Data about app and page elements:
═══

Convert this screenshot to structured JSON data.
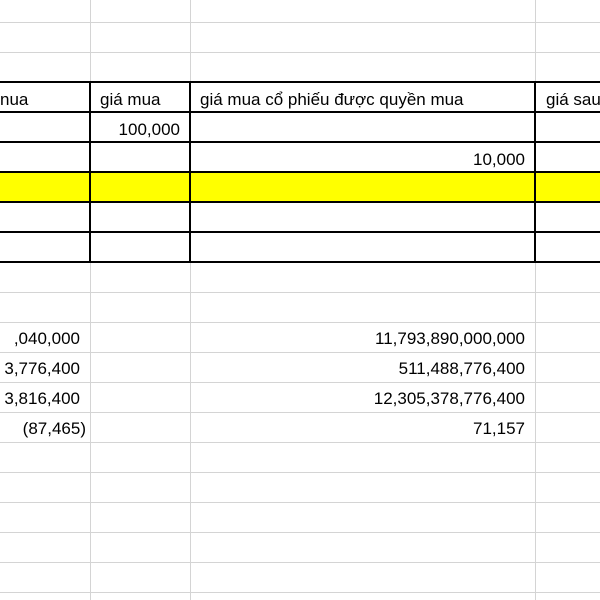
{
  "header_row": {
    "col_a": "nua",
    "col_b": "giá mua",
    "col_c": "giá mua cổ phiếu được quyền mua",
    "col_d": "giá sau"
  },
  "input_row_1": {
    "col_b": "100,000"
  },
  "input_row_2": {
    "col_c": "10,000"
  },
  "results": [
    {
      "col_a": ",040,000",
      "col_c": "11,793,890,000,000"
    },
    {
      "col_a": "3,776,400",
      "col_c": "511,488,776,400"
    },
    {
      "col_a": "3,816,400",
      "col_c": "12,305,378,776,400"
    },
    {
      "col_a": "(87,465)",
      "col_c": "71,157"
    }
  ],
  "colors": {
    "highlight_row": "#ffff00",
    "gridline": "#d4d4d4",
    "border": "#000000"
  }
}
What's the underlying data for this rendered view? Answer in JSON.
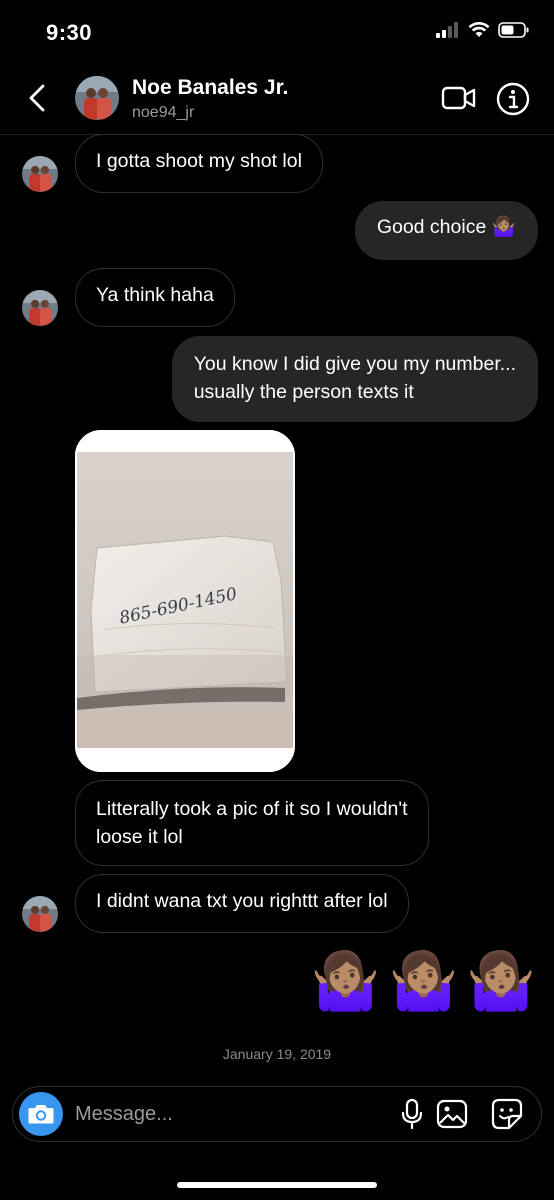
{
  "status_bar": {
    "time": "9:30"
  },
  "header": {
    "name": "Noe Banales Jr.",
    "username": "noe94_jr"
  },
  "messages": [
    {
      "direction": "in",
      "text": "I gotta shoot my shot lol",
      "avatar": true
    },
    {
      "direction": "out",
      "text": "Good choice 🤷🏽‍♀️"
    },
    {
      "direction": "in",
      "text": "Ya think haha",
      "avatar": true
    },
    {
      "direction": "out",
      "lines": [
        "You know I did give you my number...",
        "usually the person texts it"
      ]
    },
    {
      "direction": "in",
      "type": "photo",
      "photo_text": "865-690-1450"
    },
    {
      "direction": "in",
      "lines": [
        "Litterally took a pic of it so I wouldn't",
        "loose it lol"
      ]
    },
    {
      "direction": "in",
      "text": "I didnt wana txt you righttt after lol",
      "avatar": true
    },
    {
      "direction": "out",
      "type": "emoji",
      "emoji": [
        "🤷🏽‍♀️",
        "🤷🏽‍♀️",
        "🤷🏽‍♀️"
      ]
    }
  ],
  "date_stamp": "January 19, 2019",
  "composer": {
    "placeholder": "Message..."
  },
  "icons": {
    "back": "chevron-left-icon",
    "video": "video-camera-icon",
    "info": "info-icon",
    "camera": "camera-icon",
    "mic": "microphone-icon",
    "gallery": "gallery-icon",
    "sticker": "sticker-icon"
  },
  "colors": {
    "background": "#000000",
    "outgoing_bubble": "#262626",
    "incoming_border": "#2f2f2f",
    "accent": "#3797f0",
    "secondary_text": "#9a9a9a"
  }
}
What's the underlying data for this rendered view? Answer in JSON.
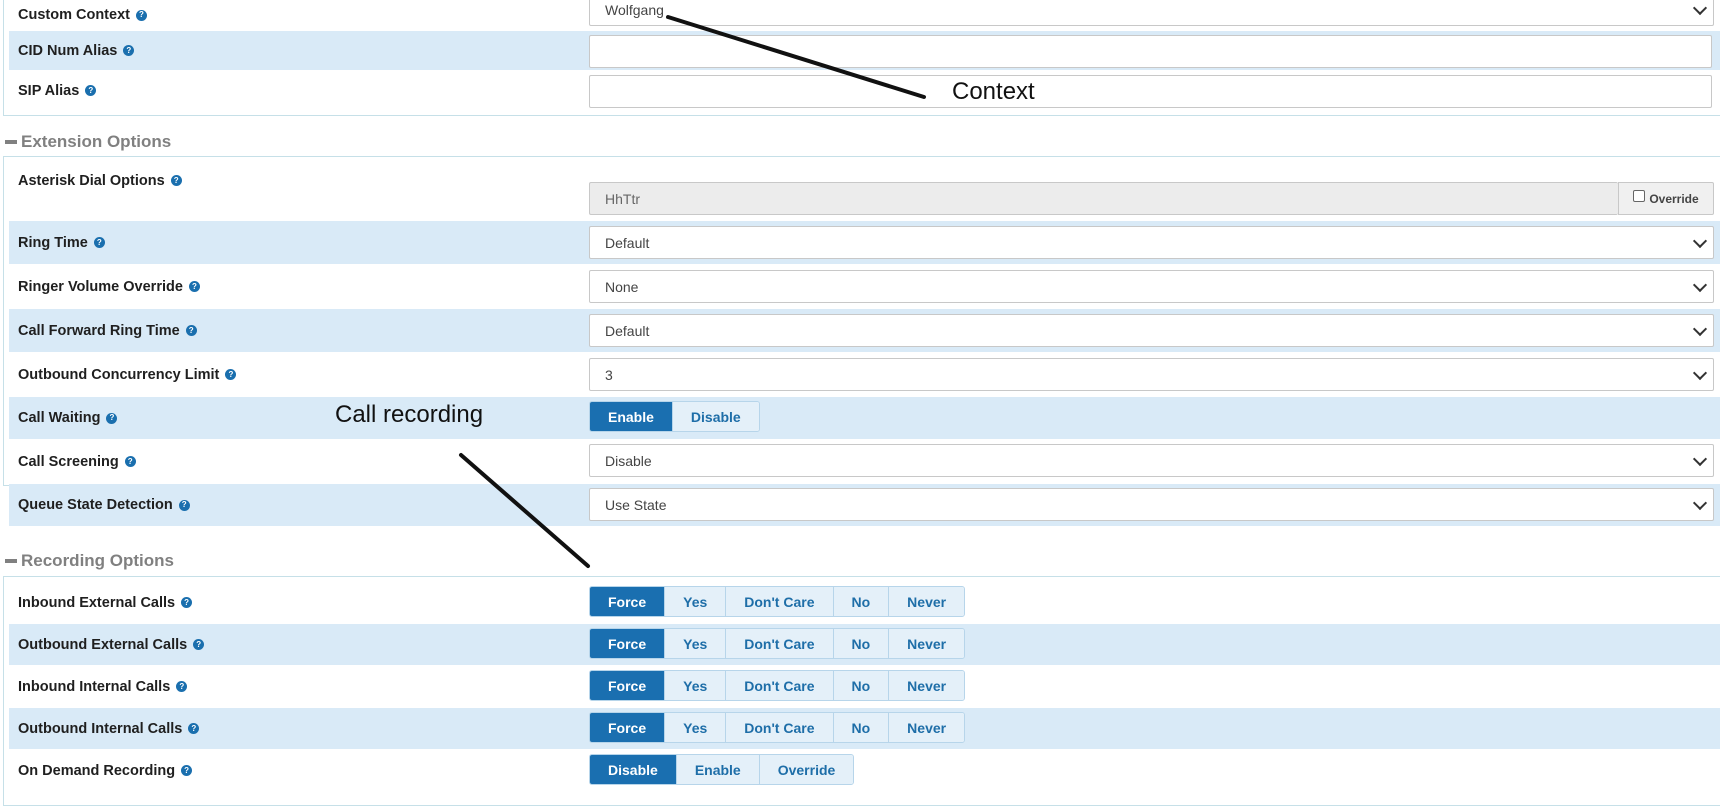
{
  "general": {
    "rows": [
      {
        "label": "Custom Context",
        "value": "Wolfgang"
      },
      {
        "label": "CID Num Alias",
        "value": ""
      },
      {
        "label": "SIP Alias",
        "value": ""
      }
    ]
  },
  "extension_options": {
    "title": "Extension Options",
    "asterisk_dial_options": {
      "label": "Asterisk Dial Options",
      "value": "HhTtr",
      "override_label": "Override"
    },
    "ring_time": {
      "label": "Ring Time",
      "value": "Default"
    },
    "ringer_volume_override": {
      "label": "Ringer Volume Override",
      "value": "None"
    },
    "call_forward_ring_time": {
      "label": "Call Forward Ring Time",
      "value": "Default"
    },
    "outbound_concurrency_limit": {
      "label": "Outbound Concurrency Limit",
      "value": "3"
    },
    "call_waiting": {
      "label": "Call Waiting",
      "options": [
        "Enable",
        "Disable"
      ],
      "selected": "Enable"
    },
    "call_screening": {
      "label": "Call Screening",
      "value": "Disable"
    },
    "queue_state_detection": {
      "label": "Queue State Detection",
      "value": "Use State"
    }
  },
  "recording_options": {
    "title": "Recording Options",
    "record_choices": [
      "Force",
      "Yes",
      "Don't Care",
      "No",
      "Never"
    ],
    "rows": [
      {
        "label": "Inbound External Calls",
        "selected": "Force"
      },
      {
        "label": "Outbound External Calls",
        "selected": "Force"
      },
      {
        "label": "Inbound Internal Calls",
        "selected": "Force"
      },
      {
        "label": "Outbound Internal Calls",
        "selected": "Force"
      }
    ],
    "on_demand": {
      "label": "On Demand Recording",
      "options": [
        "Disable",
        "Enable",
        "Override"
      ],
      "selected": "Disable"
    }
  },
  "annotations": {
    "context": "Context",
    "call_recording": "Call recording",
    "line_color": "#111111"
  },
  "colors": {
    "accent": "#1a6fb0",
    "row_shade": "#d9eaf7",
    "section_title": "#808080"
  },
  "icons": {
    "help": "question-circle-icon",
    "select": "chevron-down-icon"
  }
}
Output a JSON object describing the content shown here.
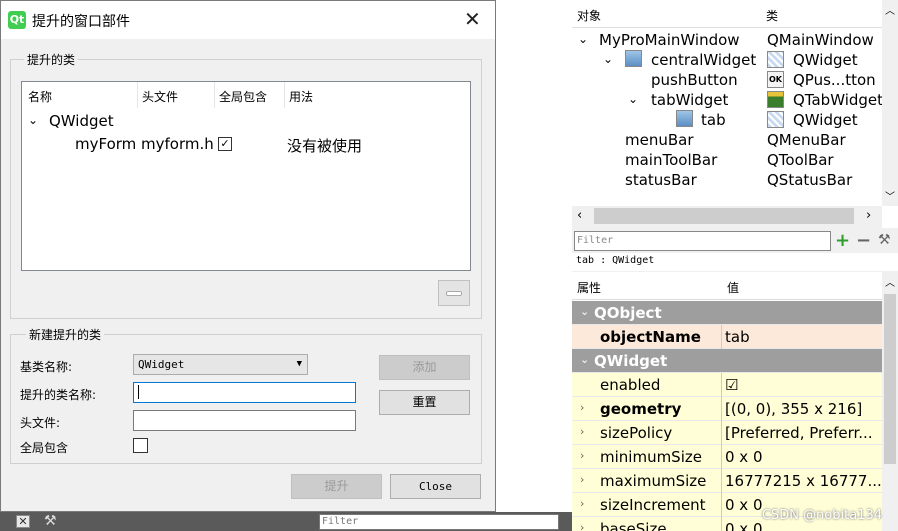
{
  "dialog": {
    "title": "提升的窗口部件",
    "logo_text": "Qt",
    "close_glyph": "✕",
    "promoted_group_label": "提升的类",
    "table": {
      "headers": [
        "名称",
        "头文件",
        "全局包含",
        "用法"
      ],
      "parent": "QWidget",
      "child": {
        "name": "myForm",
        "header": "myform.h",
        "global_include_checked": true,
        "usage": "没有被使用"
      }
    },
    "new_group_label": "新建提升的类",
    "fields": {
      "base_class_label": "基类名称:",
      "base_class_value": "QWidget",
      "promoted_class_label": "提升的类名称:",
      "header_label": "头文件:",
      "global_include_label": "全局包含"
    },
    "buttons": {
      "add": "添加",
      "reset": "重置",
      "promote": "提升",
      "close": "Close"
    }
  },
  "bottom_strip": {
    "filter_placeholder": "Filter"
  },
  "object_inspector": {
    "headers": [
      "对象",
      "类"
    ],
    "rows": [
      {
        "name": "MyProMainWindow",
        "class": "QMainWindow",
        "expanded": true
      },
      {
        "name": "centralWidget",
        "class": "QWidget",
        "expanded": true
      },
      {
        "name": "pushButton",
        "class": "QPus...tton"
      },
      {
        "name": "tabWidget",
        "class": "QTabWidget",
        "expanded": true
      },
      {
        "name": "tab",
        "class": "QWidget"
      },
      {
        "name": "menuBar",
        "class": "QMenuBar"
      },
      {
        "name": "mainToolBar",
        "class": "QToolBar"
      },
      {
        "name": "statusBar",
        "class": "QStatusBar"
      }
    ]
  },
  "filter_bar": {
    "placeholder": "Filter"
  },
  "crumb": "tab : QWidget",
  "property_editor": {
    "headers": [
      "属性",
      "值"
    ],
    "rows": [
      {
        "type": "section",
        "name": "QObject"
      },
      {
        "type": "prop",
        "name": "objectName",
        "value": "tab",
        "bold": true,
        "color": "#fde9d9"
      },
      {
        "type": "section",
        "name": "QWidget"
      },
      {
        "type": "prop",
        "name": "enabled",
        "value": "☑",
        "color": "#fffed6"
      },
      {
        "type": "prop",
        "name": "geometry",
        "value": "[(0, 0), 355 x 216]",
        "bold": true,
        "expandable": true,
        "color": "#fffed6"
      },
      {
        "type": "prop",
        "name": "sizePolicy",
        "value": "[Preferred, Preferr...",
        "expandable": true,
        "color": "#fffed6"
      },
      {
        "type": "prop",
        "name": "minimumSize",
        "value": "0 x 0",
        "expandable": true,
        "color": "#fffed6"
      },
      {
        "type": "prop",
        "name": "maximumSize",
        "value": "16777215 x 16777...",
        "expandable": true,
        "color": "#fffed6"
      },
      {
        "type": "prop",
        "name": "sizeIncrement",
        "value": "0 x 0",
        "expandable": true,
        "color": "#fffed6"
      },
      {
        "type": "prop",
        "name": "baseSize",
        "value": "0 x 0",
        "expandable": true,
        "color": "#fffed6"
      }
    ]
  },
  "watermark": "CSDN @nobita134"
}
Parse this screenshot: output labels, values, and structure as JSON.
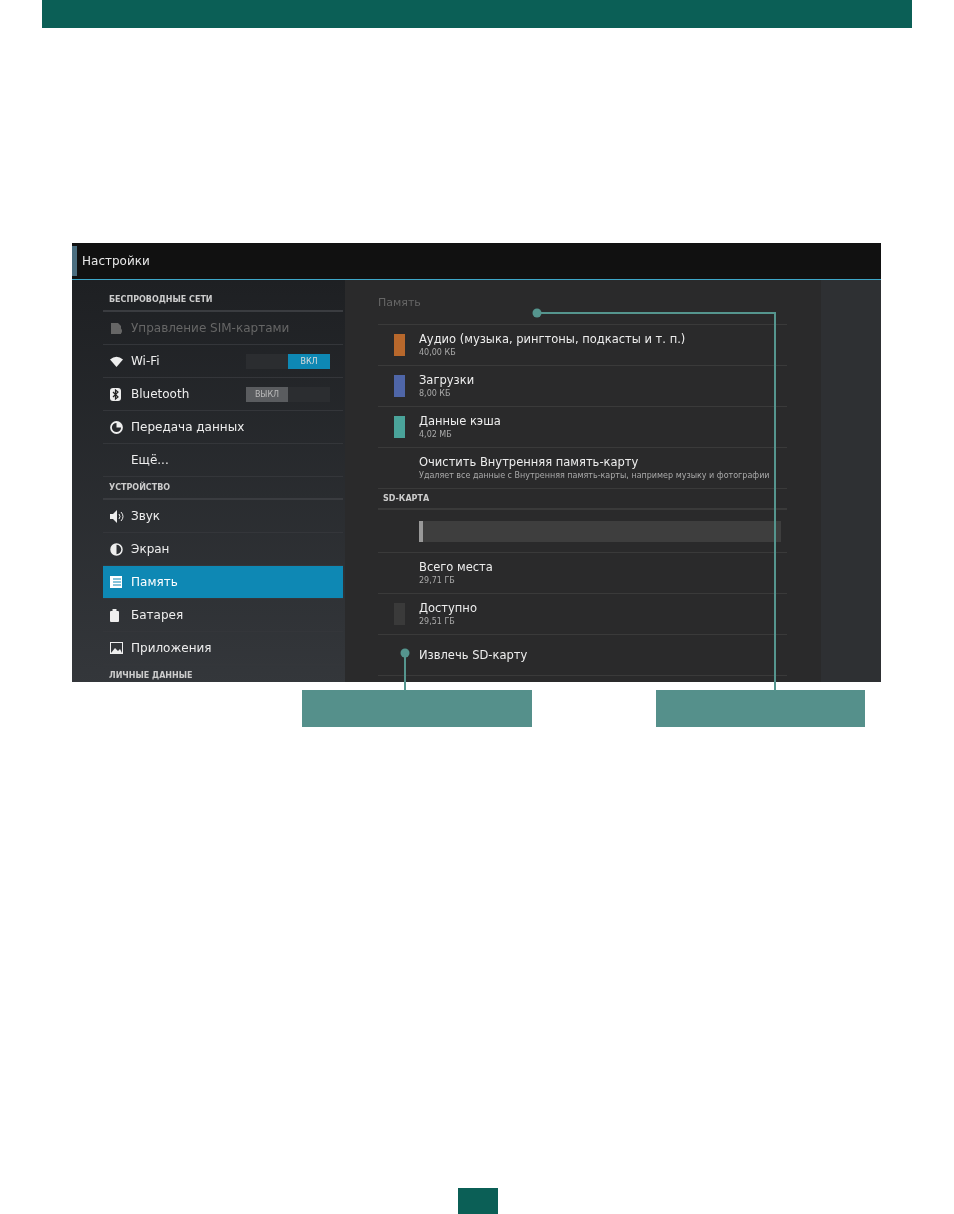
{
  "action_bar": {
    "title": "Настройки"
  },
  "sidebar": {
    "sections": [
      {
        "header": "БЕСПРОВОДНЫЕ СЕТИ",
        "items": [
          {
            "label": "Управление SIM-картами",
            "disabled": true,
            "selected": false
          },
          {
            "label": "Wi-Fi",
            "disabled": false,
            "selected": false,
            "toggle": {
              "text": "ВКЛ",
              "on": true
            }
          },
          {
            "label": "Bluetooth",
            "disabled": false,
            "selected": false,
            "toggle": {
              "text": "ВЫКЛ",
              "on": false
            }
          },
          {
            "label": "Передача данных",
            "disabled": false,
            "selected": false
          },
          {
            "label": "Ещё...",
            "disabled": false,
            "selected": false
          }
        ]
      },
      {
        "header": "УСТРОЙСТВО",
        "items": [
          {
            "label": "Звук",
            "disabled": false,
            "selected": false
          },
          {
            "label": "Экран",
            "disabled": false,
            "selected": false
          },
          {
            "label": "Память",
            "disabled": false,
            "selected": true
          },
          {
            "label": "Батарея",
            "disabled": false,
            "selected": false
          },
          {
            "label": "Приложения",
            "disabled": false,
            "selected": false
          }
        ]
      },
      {
        "header": "ЛИЧНЫЕ ДАННЫЕ"
      }
    ]
  },
  "content": {
    "title": "Память",
    "rows": [
      {
        "kind": "swatch",
        "color": "#b8682c",
        "title": "Аудио (музыка, рингтоны, подкасты и т. п.)",
        "subtitle": "40,00 КБ"
      },
      {
        "kind": "swatch",
        "color": "#4f66a8",
        "title": "Загрузки",
        "subtitle": "8,00 КБ"
      },
      {
        "kind": "swatch",
        "color": "#4aa39a",
        "title": "Данные кэша",
        "subtitle": "4,02 МБ"
      },
      {
        "kind": "text",
        "title": "Очистить Внутренняя память-карту",
        "subtitle": "Удаляет все данные с Внутренняя память-карты, например музыку и фотографии"
      },
      {
        "kind": "header",
        "title": "SD-КАРТА"
      },
      {
        "kind": "bar",
        "level": 0.01
      },
      {
        "kind": "text",
        "title": "Всего места",
        "subtitle": "29,71 ГБ"
      },
      {
        "kind": "swatch",
        "color": "#3a3a3a",
        "title": "Доступно",
        "subtitle": "29,51 ГБ"
      },
      {
        "kind": "text",
        "title": "Извлечь SD-карту"
      }
    ]
  }
}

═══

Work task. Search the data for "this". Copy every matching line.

Solution to the exercise.
Convert this screenshot to structured JSON data.
What's the underlying data for this rendered view? Answer in JSON.
What's the underlying data for this rendered view? Answer in JSON.
Parse this screenshot: output labels, values, and structure as JSON.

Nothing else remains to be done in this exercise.